The street-style of the eras magazines and the style dubbed Buffalo is evoked in the flashes of bright colour, reinterpreting Nick and Barry Kamen’s look. Yellow, red, hazmat orange and cobalt combine with an otherwise restrained palette of black, grey and white. Underscoring the influence of the eras are lyrics from the songs of Echo & the Bunnymen and The Cure, alongside graphic treatments derived from tour imagery of Siouxsie and the Banshees, with permission from the artists to use and rework their original imagery. The show features their music on the soundtrack, alongside modern musicians influenced by their legacy. Contemporary counterparts, new iterations, like the clothes on show. Looking back at Neil Barrett’s heritage inspired him to combine mens and womenswear in a single show, for the first time in a decade.

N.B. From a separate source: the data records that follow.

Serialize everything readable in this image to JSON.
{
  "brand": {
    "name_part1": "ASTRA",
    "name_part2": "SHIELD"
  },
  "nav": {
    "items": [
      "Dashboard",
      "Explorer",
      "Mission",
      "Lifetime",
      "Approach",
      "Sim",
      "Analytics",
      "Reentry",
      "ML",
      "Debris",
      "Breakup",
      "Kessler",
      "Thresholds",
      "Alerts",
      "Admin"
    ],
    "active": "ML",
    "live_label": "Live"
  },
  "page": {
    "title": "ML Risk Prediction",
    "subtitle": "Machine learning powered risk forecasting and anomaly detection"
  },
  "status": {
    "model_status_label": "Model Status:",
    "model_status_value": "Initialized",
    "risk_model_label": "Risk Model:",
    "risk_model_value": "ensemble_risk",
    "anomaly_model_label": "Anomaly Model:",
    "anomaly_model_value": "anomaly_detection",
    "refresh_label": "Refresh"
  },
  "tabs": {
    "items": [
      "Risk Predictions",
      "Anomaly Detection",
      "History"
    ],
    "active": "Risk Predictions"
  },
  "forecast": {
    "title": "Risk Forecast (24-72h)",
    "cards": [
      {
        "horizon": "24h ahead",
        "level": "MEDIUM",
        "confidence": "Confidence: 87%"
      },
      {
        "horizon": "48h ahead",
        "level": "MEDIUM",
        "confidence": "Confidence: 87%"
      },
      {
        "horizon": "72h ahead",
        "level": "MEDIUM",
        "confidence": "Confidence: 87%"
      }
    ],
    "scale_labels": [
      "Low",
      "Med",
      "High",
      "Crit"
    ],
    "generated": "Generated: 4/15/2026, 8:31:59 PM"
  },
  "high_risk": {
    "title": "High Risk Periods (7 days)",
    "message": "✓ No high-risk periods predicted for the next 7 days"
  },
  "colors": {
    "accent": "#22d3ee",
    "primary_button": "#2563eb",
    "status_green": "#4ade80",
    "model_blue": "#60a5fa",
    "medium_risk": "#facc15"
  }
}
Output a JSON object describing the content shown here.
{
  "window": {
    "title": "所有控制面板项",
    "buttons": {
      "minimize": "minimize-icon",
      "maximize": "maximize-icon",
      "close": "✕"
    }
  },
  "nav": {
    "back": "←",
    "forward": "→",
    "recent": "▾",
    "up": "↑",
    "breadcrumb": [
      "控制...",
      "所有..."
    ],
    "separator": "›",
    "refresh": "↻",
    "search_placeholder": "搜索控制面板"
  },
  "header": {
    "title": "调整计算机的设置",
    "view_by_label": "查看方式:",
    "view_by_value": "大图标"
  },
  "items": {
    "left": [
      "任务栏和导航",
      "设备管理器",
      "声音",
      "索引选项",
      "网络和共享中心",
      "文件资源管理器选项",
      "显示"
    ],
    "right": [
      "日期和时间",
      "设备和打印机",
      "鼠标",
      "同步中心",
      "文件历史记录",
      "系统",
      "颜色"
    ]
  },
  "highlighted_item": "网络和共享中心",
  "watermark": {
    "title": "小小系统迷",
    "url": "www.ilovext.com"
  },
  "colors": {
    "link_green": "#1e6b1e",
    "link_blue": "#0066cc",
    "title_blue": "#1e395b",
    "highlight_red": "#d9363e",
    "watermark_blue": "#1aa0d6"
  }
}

The women collection underscores the fundamental themes of the menswear – new volumes in tailoring, pops of primary colour, a fusion of sports and suiting. The dropped shoulder is exaggerated above a drawn-in waist, while high slits allow slithers of brightly-coloured layers to show. Slashes under sleeves allow sensuous glimpses of skin under tailoring and shirting, adding a touch of the feminine to the quintessentially masculine. Mens and womenswear share fabrics: nylon is a key contrast to traditional tailoring in pinstripe and chalk-stripe flannels, alongside coating wools and cashmere and fluid viscose-wool gabardine. Knits add texture and pops of brilliant, saturated colour, elongated into dresses for women and match with shirts for unconventional “twinsets” for men.

They are executed in slick technical knit yarns, intensely hued, or in mohair – a punk stalwart here used for intricate intarsia designs. The brilliant shades of the knits are echoed in block-colour nylon shirts, and in details like hand top-stitching cross squared-toe boots, or straps of leather across trousers, shoes or utilitarian bags.

Source: FB/Neil Barrett
Courtesy of Neil Barrett